Under the literal earth lies an army of gods, microscopic though they mostly are, whose purpose for us and the planet alike is to transform utter darkness to blinding life; to travel the volatile distance between under and over and back again. Microbes hold the power to make or break life, and therefore paradise or hell.

I have made a stab this week coming to grips with my thorough ignorance on the subject of the underworld of organic and inorganic soil and plant chemistry. It is complicated. And in realizing how complicated it is, I have recalled with marvel that my father studied chemistry at university, even as he was Senior Editor of the University of Manitoba student newspaper, voraciously reading literary fiction through his science degree. A Renaissance Man all his life, H. Fred Dale typically had a window and balcony of humidified exotic plants to care for, an open reference volume to intimidate all but the most intrepid, three or more dense volumes of literature in his active pursuit, several newspaper subscriptions he made thorough use of, the New Yorker sitting dog-eared on the table along with at least four other periodicals, and often as not, something rather dignified or humorous on in the background on television. And through this, he could never resist a terrible pun, or being completely obtuse about human relations. Only looking back, I say he was a dear and fatherly impersonation of a microbe.

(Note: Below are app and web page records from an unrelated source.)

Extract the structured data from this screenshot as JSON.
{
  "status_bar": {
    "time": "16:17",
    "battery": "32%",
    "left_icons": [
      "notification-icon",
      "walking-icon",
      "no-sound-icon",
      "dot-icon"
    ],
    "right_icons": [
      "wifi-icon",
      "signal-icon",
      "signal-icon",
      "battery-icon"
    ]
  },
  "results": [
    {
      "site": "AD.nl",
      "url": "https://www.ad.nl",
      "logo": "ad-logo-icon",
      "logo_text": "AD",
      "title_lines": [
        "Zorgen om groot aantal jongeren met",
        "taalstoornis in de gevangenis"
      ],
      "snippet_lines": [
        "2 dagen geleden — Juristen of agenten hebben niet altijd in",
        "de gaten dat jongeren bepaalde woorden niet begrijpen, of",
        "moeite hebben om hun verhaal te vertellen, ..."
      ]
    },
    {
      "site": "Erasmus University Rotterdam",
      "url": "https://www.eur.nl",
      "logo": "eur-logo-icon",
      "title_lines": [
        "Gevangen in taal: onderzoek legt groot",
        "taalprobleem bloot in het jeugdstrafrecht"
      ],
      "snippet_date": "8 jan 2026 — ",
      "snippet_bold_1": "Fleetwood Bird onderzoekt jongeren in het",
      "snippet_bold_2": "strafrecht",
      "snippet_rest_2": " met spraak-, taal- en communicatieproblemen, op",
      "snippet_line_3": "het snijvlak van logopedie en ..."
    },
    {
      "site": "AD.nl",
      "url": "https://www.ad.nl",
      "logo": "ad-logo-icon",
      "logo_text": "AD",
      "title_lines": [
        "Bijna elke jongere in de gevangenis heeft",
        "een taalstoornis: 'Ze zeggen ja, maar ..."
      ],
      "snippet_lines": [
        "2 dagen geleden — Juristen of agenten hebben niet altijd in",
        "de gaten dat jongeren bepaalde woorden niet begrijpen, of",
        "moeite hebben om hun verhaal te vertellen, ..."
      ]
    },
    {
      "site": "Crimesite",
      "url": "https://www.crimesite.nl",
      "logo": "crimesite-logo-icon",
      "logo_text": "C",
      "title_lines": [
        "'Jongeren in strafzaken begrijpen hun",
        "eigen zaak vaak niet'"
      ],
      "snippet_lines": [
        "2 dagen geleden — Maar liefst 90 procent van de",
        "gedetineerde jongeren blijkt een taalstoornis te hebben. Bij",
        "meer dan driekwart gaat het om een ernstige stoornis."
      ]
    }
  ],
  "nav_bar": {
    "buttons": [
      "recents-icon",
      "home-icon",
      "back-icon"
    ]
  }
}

When he died, it was my job alone to sort out the cacophony of confusions he’d left behind. My sister took off for Germany. My mother retreated to recriminations and enormously diversionary seemingly life-or-death dramas. My husband found a twenty-eight year old to go to the virgin islands with, and went to war with me, sending open postcards back to my children gloating, and sending lawyers’ threats to me of eviction from our home by his deadline. Understanding huge unlabelled bags of mystery bug and plant poisons or fertilizers was not high on my list. So along with his enormous collection of LPs and home made wine apparatus, tall stacks of Malak Karsh garden photos, I dumped the lot. I am still trying to uncover from memory what I pitched. Does this have something to do with gardening? Yes.

This property on a molecular level is at one with both pleasure and deadly pain. The layers of meaning to every act I perform to renew this property, cannot help but be metaphor for more. It is no accident that for years I prolifically wrote poetry; the boundaries between literal and figurative, the massive and minute, are nearly invisible for me and always will be so. So?

I spent the week underground. Mychorrhizae products sourced to assist my bare rose roots in their dark planting hollows; blackest Tri-Kelp soluble powder and Root Boost newly sourced and picked up from Agriculture Solutions just west of Kitchener; binging, on the dry but excellent YouTube macro and micro-nutrient instructional including the best usefulness and timing for organic vs. non-organic fertilizers, courtesy of The Rusted Garden. So where are the beautiful visuals? Underground. Waiting to cross over.

The dark lure of fishy smelling seaweed.

Seaweed Kitty